RICHMOND, Va. -- Last week, CBS6 brought you the story of Ty Jackson, an IT worker who was trying to get his unemployment benefits from last year after the Virginia Employment Commission said someone had collected them in his name.
A spokeswoman told CBS6 last Friday that his fraud claim had been resolved, but in fact, a week later he was only able to retrieve his PIN. His case is far from resolution.
Then another viewer, who was also the victim of fraud on her VEC account, pointed out that Jackson might be liable for the tax due on benefits someone else had stolen.
She just got a 1099 tax form, which shows she could owe more than $1,000 to the IRS.
“The system went down before the first year was over, then it was down for over a month and then it came back and went back down,” said Brenda Ingram. “New system, old system, it doesn't matter, because the people that answer the phone, when you talk to them, don't have a clue what's going on.”
Ingram's journey through the VEC bureaucracy began in March of 2020 when the Department of Corrections contract she was working under expired.
But the start of the pandemic meant few new jobs and closed schools, so she became her grandchild's caregiver.
She applied for and got pandemic benefits. But when she applied for the new program in September of that year, her trouble began.

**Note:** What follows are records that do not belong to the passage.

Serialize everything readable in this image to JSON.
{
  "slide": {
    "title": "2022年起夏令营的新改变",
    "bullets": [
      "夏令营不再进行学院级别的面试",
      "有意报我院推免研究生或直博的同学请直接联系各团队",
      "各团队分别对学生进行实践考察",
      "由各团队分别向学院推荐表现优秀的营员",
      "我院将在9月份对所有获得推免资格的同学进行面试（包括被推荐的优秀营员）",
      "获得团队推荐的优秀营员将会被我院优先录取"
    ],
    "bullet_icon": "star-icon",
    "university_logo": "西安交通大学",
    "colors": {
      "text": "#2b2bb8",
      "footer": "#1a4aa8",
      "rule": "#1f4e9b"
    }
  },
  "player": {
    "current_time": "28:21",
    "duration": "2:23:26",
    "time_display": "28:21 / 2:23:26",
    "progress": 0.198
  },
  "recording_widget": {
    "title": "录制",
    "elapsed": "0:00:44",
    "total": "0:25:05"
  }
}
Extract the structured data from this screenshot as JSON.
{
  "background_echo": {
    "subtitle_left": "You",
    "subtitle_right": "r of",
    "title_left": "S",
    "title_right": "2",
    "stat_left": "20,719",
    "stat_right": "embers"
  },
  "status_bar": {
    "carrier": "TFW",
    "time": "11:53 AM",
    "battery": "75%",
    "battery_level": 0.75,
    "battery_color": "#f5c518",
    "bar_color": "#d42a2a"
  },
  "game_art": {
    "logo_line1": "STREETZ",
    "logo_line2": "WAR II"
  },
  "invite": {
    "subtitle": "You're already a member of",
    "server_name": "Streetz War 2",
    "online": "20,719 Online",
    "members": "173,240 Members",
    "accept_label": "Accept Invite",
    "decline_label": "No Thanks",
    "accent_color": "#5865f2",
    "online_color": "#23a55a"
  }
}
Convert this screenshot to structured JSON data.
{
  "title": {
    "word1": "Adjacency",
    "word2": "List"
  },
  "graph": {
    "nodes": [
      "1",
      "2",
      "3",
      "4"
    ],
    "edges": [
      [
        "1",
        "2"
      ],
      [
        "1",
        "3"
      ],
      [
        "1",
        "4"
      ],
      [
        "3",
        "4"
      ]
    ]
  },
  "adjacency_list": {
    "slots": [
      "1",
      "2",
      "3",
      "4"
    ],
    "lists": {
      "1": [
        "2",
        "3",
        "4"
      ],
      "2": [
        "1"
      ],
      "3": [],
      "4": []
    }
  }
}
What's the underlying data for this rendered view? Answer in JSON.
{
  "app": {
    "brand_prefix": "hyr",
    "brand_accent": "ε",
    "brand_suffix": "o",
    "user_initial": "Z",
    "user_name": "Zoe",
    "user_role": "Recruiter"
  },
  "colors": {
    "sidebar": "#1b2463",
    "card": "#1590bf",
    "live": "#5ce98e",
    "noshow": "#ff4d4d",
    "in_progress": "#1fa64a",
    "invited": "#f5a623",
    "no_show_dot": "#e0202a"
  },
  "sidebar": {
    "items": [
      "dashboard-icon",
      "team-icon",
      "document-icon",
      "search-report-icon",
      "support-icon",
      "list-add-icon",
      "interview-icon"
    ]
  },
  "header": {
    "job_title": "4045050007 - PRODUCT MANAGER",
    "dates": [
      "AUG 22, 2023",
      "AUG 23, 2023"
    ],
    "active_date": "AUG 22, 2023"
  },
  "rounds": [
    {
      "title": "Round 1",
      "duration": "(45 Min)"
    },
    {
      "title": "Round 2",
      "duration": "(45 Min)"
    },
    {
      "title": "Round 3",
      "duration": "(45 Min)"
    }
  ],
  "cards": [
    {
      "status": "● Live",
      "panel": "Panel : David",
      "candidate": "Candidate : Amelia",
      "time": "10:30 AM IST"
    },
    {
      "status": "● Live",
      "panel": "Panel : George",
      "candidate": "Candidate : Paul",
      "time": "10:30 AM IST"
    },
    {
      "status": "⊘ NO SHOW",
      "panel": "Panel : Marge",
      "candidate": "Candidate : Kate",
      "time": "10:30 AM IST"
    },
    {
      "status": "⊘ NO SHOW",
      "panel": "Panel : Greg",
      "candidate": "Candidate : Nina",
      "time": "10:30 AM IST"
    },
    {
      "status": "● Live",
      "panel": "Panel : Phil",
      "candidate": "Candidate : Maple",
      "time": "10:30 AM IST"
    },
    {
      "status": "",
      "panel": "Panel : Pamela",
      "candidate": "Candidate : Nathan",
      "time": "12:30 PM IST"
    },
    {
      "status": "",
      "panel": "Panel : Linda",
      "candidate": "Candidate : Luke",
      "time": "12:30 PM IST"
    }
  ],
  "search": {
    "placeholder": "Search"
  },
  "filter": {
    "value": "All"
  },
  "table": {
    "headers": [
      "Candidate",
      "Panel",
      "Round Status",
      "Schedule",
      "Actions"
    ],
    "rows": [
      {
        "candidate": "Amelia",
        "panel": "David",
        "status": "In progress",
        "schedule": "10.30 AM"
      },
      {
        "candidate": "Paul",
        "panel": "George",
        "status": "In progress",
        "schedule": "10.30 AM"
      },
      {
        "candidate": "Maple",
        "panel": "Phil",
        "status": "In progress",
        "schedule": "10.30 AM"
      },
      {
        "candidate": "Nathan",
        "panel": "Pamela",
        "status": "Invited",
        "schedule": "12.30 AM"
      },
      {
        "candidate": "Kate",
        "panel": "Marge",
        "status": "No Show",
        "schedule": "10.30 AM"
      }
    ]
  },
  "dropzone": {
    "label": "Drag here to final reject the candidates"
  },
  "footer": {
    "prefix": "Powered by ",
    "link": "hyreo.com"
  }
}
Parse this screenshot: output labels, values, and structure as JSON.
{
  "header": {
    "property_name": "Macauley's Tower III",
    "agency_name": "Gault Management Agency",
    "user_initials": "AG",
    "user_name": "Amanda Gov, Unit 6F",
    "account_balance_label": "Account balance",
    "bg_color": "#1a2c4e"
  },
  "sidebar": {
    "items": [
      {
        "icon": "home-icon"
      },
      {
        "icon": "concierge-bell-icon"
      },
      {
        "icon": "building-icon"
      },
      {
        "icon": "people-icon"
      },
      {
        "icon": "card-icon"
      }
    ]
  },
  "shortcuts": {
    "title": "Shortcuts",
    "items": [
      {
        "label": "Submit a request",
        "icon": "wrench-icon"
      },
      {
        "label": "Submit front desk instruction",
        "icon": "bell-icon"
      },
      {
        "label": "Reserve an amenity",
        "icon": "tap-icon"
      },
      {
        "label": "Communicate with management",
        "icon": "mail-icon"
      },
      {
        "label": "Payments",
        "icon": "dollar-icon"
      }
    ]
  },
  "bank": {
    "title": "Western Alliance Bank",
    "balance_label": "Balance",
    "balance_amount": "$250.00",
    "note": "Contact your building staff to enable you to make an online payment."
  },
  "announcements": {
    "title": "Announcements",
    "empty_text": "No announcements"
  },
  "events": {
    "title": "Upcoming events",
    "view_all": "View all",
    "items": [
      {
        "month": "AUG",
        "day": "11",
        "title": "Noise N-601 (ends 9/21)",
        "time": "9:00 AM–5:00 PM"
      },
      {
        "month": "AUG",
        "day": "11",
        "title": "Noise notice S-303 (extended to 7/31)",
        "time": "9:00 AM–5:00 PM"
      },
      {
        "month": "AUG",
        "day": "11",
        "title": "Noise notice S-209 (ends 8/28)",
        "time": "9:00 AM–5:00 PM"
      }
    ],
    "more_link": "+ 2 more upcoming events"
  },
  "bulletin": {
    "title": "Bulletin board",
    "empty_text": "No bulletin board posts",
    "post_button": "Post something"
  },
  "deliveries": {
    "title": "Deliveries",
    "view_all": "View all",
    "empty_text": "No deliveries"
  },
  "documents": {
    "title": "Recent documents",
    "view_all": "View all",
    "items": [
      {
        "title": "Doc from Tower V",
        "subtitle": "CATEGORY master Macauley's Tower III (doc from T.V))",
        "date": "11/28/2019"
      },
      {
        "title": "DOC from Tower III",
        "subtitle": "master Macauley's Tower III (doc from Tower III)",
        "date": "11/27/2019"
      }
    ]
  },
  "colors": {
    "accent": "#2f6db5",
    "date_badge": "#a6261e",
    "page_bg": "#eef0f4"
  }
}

“I never could figure out why, because apparently that was the same time that the fraud started on my account, and I didn't know it,” Ingram said. “I filed an appeal. I've talked to several people, and no one could ever figure it out. No one could help me because they don't talk to each other. Somehow, they don't know what's going on.”
For the next year, Ingram tried everything she could to get through to the VEC, but no one could resolve how someone was apparently able to steal her benefits.
“It didn't tell me that in the first letter,” she said. “In the second letter, they knew right away, like, ‘Oh, this is fraud, yeah, we know about it. We'll, we'll take care of it.’ But they never took care of it.”
She says the VEC's dedicated fraud hotline didn't help either.
“So after two or three tries, I gave up, and I didn't know what else to do,” Ingram said. “Because nothing over there works. None of their systems. And I just gave up.”
But exasperation wasn't the only nuisance Ingram faced: this week she got a 1099 tax form which is also sent to the IRS. It shows more than $5,000 in benefits that the VEC supposedly paid her.
Now she could be facing that $1,000 tax bill and worse, be forced to pay a lot more in the insurance marketplace for her health insurance.
“They definitely need to fix this, because it's going to cost me a lot of money in taxes and insurance premium hikes,” said Ingram. “But because I've had to go this far with them, I also want to be paid what I was owed.”
Ingram says being denied the money she was owed is one thing, but now having to pay tax and possibly losing her healthcare coverage has this Powhatan grandmother reaching out to whomever she can for help including her state delegate.
“It's just ridiculous that they can't get anything straight, even when you finally get a hold of them,” Ingram said. “And I actually even made a fraud claim to the unemployment office, because I wanted them to take a look at this and fix it, and they never did. They never even sent me a letter, and months later, here it is February.”
I asked VEC spokeswoman Joyce Fogg how many fraud cases like Ingram's and Ty Jackson’s the VEC is investigating, and especially, how many amended 1099 tax form requests the VEC has been asked for.
If the VEC does not amend the form, the IRS expects the tax payment.
Fogg did not respond.
CBS6 connected Ingram with a tax specialist who might be able to help her and I will continue to follow their cases.